Remembrance & Imagination

In a week where we have Remembrance Sunday and Armistice Day, it seems right to think about memories – those we have as individuals and those we share with others.  Some things should never be forgotten, such as every life lost in conflict around the globe and the sacrifices made by so many.  Yet the memory of negative events can cast a particularly long shadow.  It is not always easy to let go of them but if we understand a little more about the effect they have on us and how they are processed by our brain, it can help us to deal with them more appropriately.

Did you know that, in certain circumstances, our brains do not distinguish between what is real and what is imagined?  For example, whether you are actually facing a stressful situation right now or imagining it happening, your brain will still produce stress hormones, such as adrenaline and cortisol.  So if we rerun a memory of something that brought us pain, made us sad or terribly afraid, it is as if we are reliving those same feelings and emotions all over again.  Think of the shell-shocked soldiers from World War I.  It’s also true for those who suffer with what we now term PTSD (Post Traumatic Stress Disorder) where intrusive memories and debilitating negative responses continue to impact daily life.  The same happens when we imagine a negative event that might happen in the future: we can have a very real physical reaction, as anyone suffering from anxiety, panic attacks or specific phobias will confirm.

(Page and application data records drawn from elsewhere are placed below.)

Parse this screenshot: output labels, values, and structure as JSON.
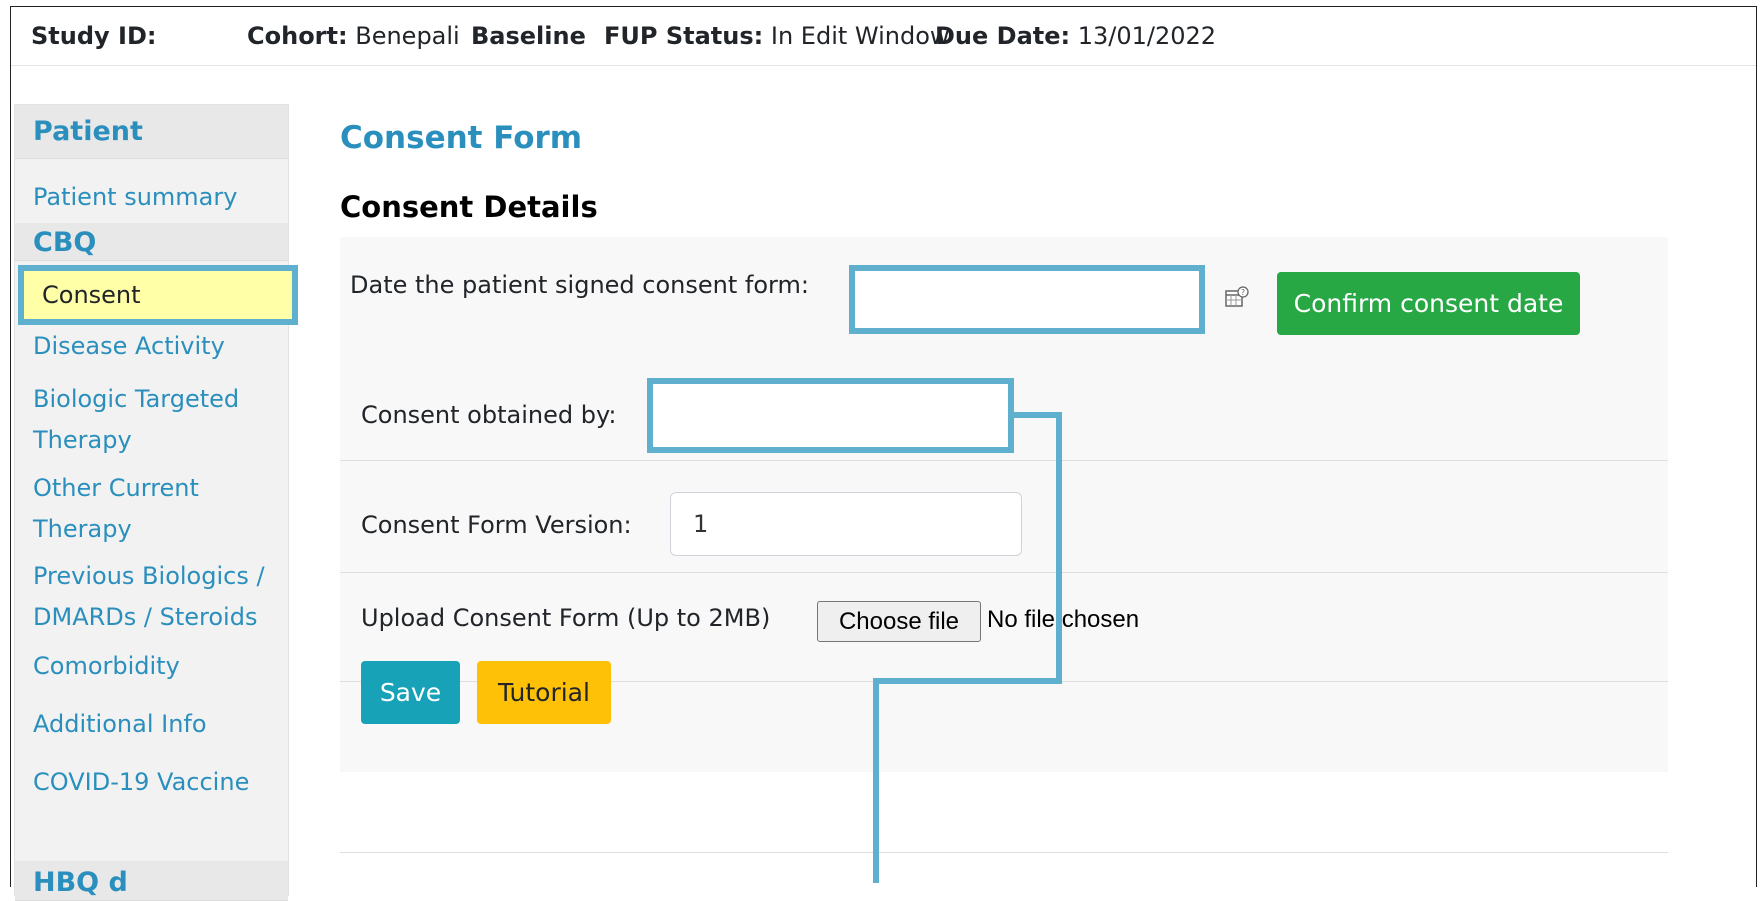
{
  "header": {
    "study_id_label": "Study ID:",
    "cohort_label": "Cohort:",
    "cohort_value": "Benepali",
    "baseline": "Baseline",
    "fup_label": "FUP Status:",
    "fup_value": "In Edit Window",
    "due_label": "Due Date:",
    "due_value": "13/01/2022"
  },
  "sidebar": {
    "sections": [
      "Patient",
      "CBQ",
      "HBQ d"
    ],
    "patient_summary": "Patient summary",
    "consent": "Consent",
    "items": [
      "Disease Activity",
      "Biologic Targeted",
      "Therapy",
      "Other Current",
      "Therapy",
      "Previous Biologics /",
      "DMARDs / Steroids",
      "Comorbidity",
      "Additional Info",
      "COVID-19 Vaccine"
    ]
  },
  "main": {
    "title": "Consent Form",
    "subtitle": "Consent Details",
    "date_label": "Date the patient signed consent form:",
    "date_value": "",
    "confirm_button": "Confirm consent date",
    "obtained_label": "Consent obtained by:",
    "obtained_value": "",
    "version_label": "Consent Form Version:",
    "version_value": "1",
    "upload_label": "Upload Consent Form (Up to 2MB)",
    "choose_file": "Choose file",
    "no_file": "No file chosen",
    "save_button": "Save",
    "tutorial_button": "Tutorial"
  },
  "icons": {
    "calendar": "calendar-help-icon"
  },
  "colors": {
    "accent_blue": "#2a8fbd",
    "highlight": "#5fb0cf",
    "consent_bg": "#ffffa8",
    "green": "#28a745",
    "teal": "#17a2b8",
    "yellow": "#ffc107"
  }
}
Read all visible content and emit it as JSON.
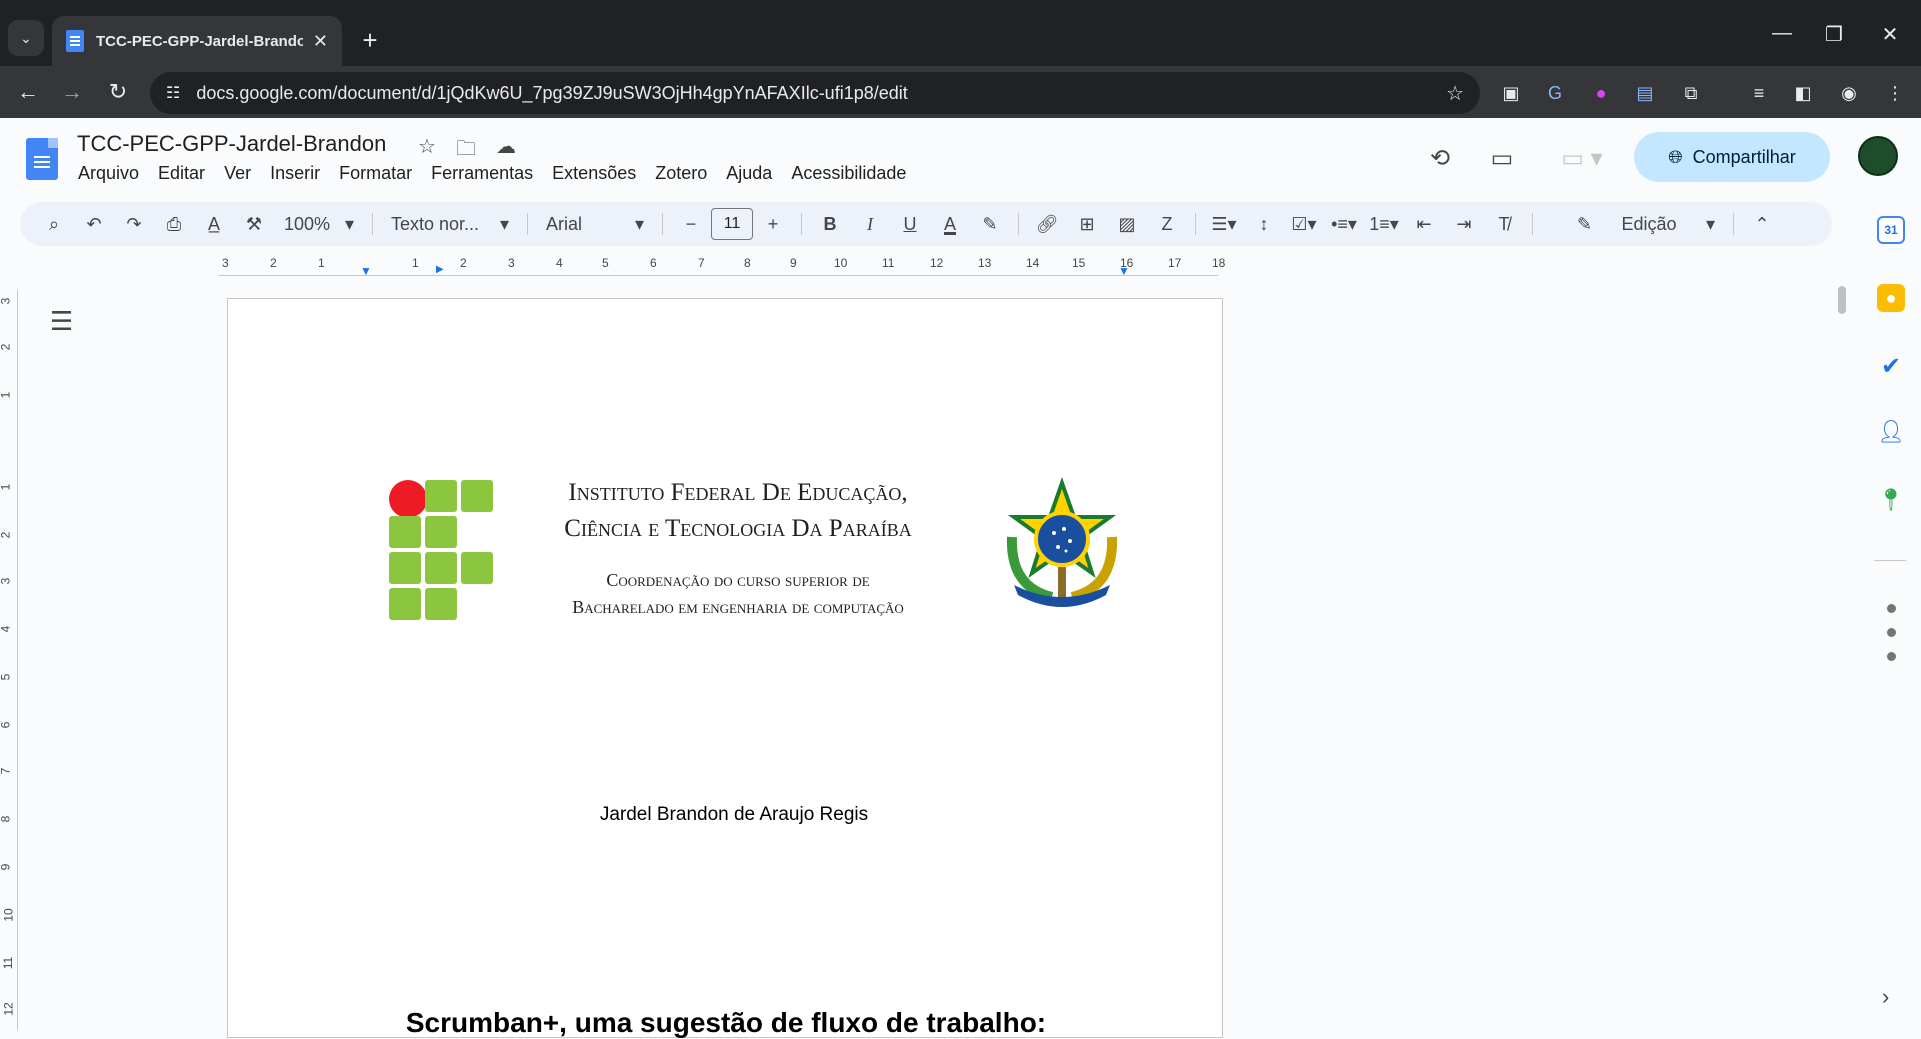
{
  "browser": {
    "tab_title": "TCC-PEC-GPP-Jardel-Brandon",
    "tab_close": "✕",
    "new_tab": "+",
    "url": "docs.google.com/document/d/1jQdKw6U_7pg39ZJ9uSW3OjHh4gpYnAFAXIlc-ufi1p8/edit",
    "window_controls": {
      "minimize": "—",
      "maximize": "❐",
      "close": "✕"
    }
  },
  "docs": {
    "title": "TCC-PEC-GPP-Jardel-Brandon",
    "menu": [
      "Arquivo",
      "Editar",
      "Ver",
      "Inserir",
      "Formatar",
      "Ferramentas",
      "Extensões",
      "Zotero",
      "Ajuda",
      "Acessibilidade"
    ],
    "share_label": "Compartilhar"
  },
  "toolbar": {
    "zoom": "100%",
    "style": "Texto nor...",
    "font": "Arial",
    "font_size": "11",
    "mode": "Edição"
  },
  "ruler": {
    "numbers": [
      "3",
      "2",
      "1",
      "1",
      "2",
      "3",
      "4",
      "5",
      "6",
      "7",
      "8",
      "9",
      "10",
      "11",
      "12",
      "13",
      "14",
      "15",
      "16",
      "17",
      "18"
    ],
    "vertical_numbers": [
      "3",
      "2",
      "1",
      "1",
      "2",
      "3",
      "4",
      "5",
      "6",
      "7",
      "8",
      "9",
      "10",
      "11",
      "12"
    ]
  },
  "document": {
    "institution_line1": "Instituto Federal De Educação,",
    "institution_line2": "Ciência e Tecnologia Da Paraíba",
    "coord_line1": "Coordenação do curso superior de",
    "coord_line2": "Bacharelado em engenharia de computação",
    "author": "Jardel Brandon de Araujo Regis",
    "heading": "Scrumban+, uma sugestão de fluxo de trabalho:"
  },
  "colors": {
    "ifpb_green": "#8cc63f",
    "ifpb_red": "#ed1c24",
    "share_bg": "#c2e7ff",
    "docs_blue": "#4285f4"
  }
}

The good news is that there are times when this reality vs imagination process can be beneficial.  For instance, when we experience tender feelings towards someone or something that we love, our brain and body produce oxytocin, sometimes referred to as the ‘hug hormone’ or ‘cuddle chemical’, which gives us a sense of wellbeing and bonding.  If we vividly imagine that same tenderness, oxytocin and its benefits will still be produced even though the object of our love may not be physically present.

We can even use the imaginative ability of our brain to help us improve our physical skills in sport, music, public speaking and many other areas.  This is where Solution Focused Hypnotherapy can be particularly effective, allowing us to harness the amazing power of our brain and live life as the best version of ourselves.

(Photo by corina ardeleanu on Unsplash)